Community engagement cements CSR
This week, we were involved with a community engagement event which has had a huge impact on ‘cementing’ a great relationship between the company and the local community.
Our client, one of the world’s leading cement producers, had in its archives over 28,000 images of quarrying in the local area dating between 1890 and 1940. Instead of keeping these locked away, it decided to showcase them to the local community and linked up with a local history organisation to put them on public display in the area for a month.
There was a fantastic opportunity for the company to build goodwill within the local community, as well as enhancing morale and motivation of staff and generating some really good local contacts and connections.
The event was attended by the local Mayor and Mayoress, local councillors and an MP, as well as over 50 people from the local community.
But let’s go back to why organisations bother to spend time, money and effort on engaging with the local community. Businesses have long since recognised how generating goodwill can make a huge difference to their business operations. Managed correctly it can help them recruit more easily from the local area, it can protect their licence to operate (for example, a quarry), it can encourage local people to buy from them and it can generate contacts that are invaluable to the smooth running of their organisations. Often these activities are bundled together under the umbrella of Corporate Social Responsibility (CSR).
Every year, some large organisations spend significant amounts of money on Corporate Social Responsibility. If this is not managed correctly, it can lead to a serious lack of impact and few tangible benefits. Let me give you an example. Imagine that you are a large organisation that has say a £20k CSR budget. You receive frequent letters throughout the year from numerous good causes. You don’t really have any guidelines on type of causes to support so decide each on its own merit, such as what tugs on the heartstrings most. This may mean you end up giving £50 here and £100 there to support a local student trying to get a photography business started or a dog’s home looking to build some new shelters. But this is where having a clearly defined strategy is essential.
Any company with a CSR budget really needs to have this aligned to a community engagement strategy.
Within the community engagement plan, you need to identify what the objectives are. The obvious ones will be that you are looking to build relationships with the local community, but it’s worth seeing if these objectives can be made tangible. For example, it may sound harsh, but one measure could be to attribute a value to the publicity that can be gained from donating to a specific cause. It is also essential that the cause aligns with your company’s core values. So, for instance, if the values are environmental sustainability, supporting education, promoting wildlife, helping older people….. whatever they are, these need to be established from the start.
This will give you very clear guidance on choosing causes to support that are most relevant and give you the most PR mileage!
It is far better to support a smaller number of causes with a larger lump sums, as there should be numerous opportunities to seek publicity throughout the year. You will be surprised how many times you will be able to use local press cuttings in presentations to influence industry associations, shareholders, planners or potential customers. Generating goodwill in the community is essential.
Hosting a community event is an excellent opportunity, not only to generate good publicity but also to build relationships. Like with the local history event we organise for our clients, this did not require a huge budget but visitors will be viewing the exhibition and achieving brand exposure for a month. They also linked the event to a charity, as visitors are being asked to place silent bids on the historic canvass images they would like to buy. It is expected this will raise several thousand pounds for a local hospice. But community events don’t need to be large, it could be something as simple as an open day where local people can register their interest and be given a tour around your plant.

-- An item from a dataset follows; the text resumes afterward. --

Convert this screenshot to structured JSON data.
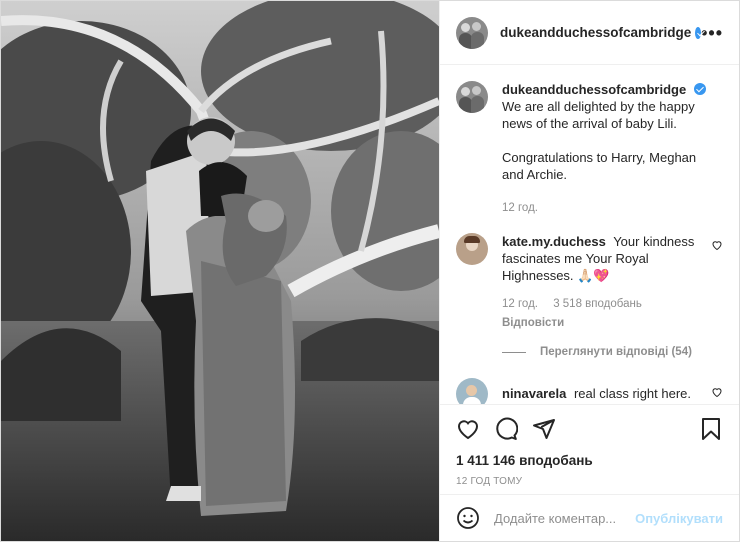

Being open and honest about a business and giving the public a greater insight can be invaluable, especially when it comes to a time when you may be looking to secure planning permission to extend your site or change the use of some local land. By having a direct line of communication with the community, for example, through a community liaison committee, is essential. This means that any issues can be raised at the early stages and any fears addressed.
For further information or advice on planning and implementing Community Engagement/PR campaigns, contact our team on 01709 300130 or email email@example.com.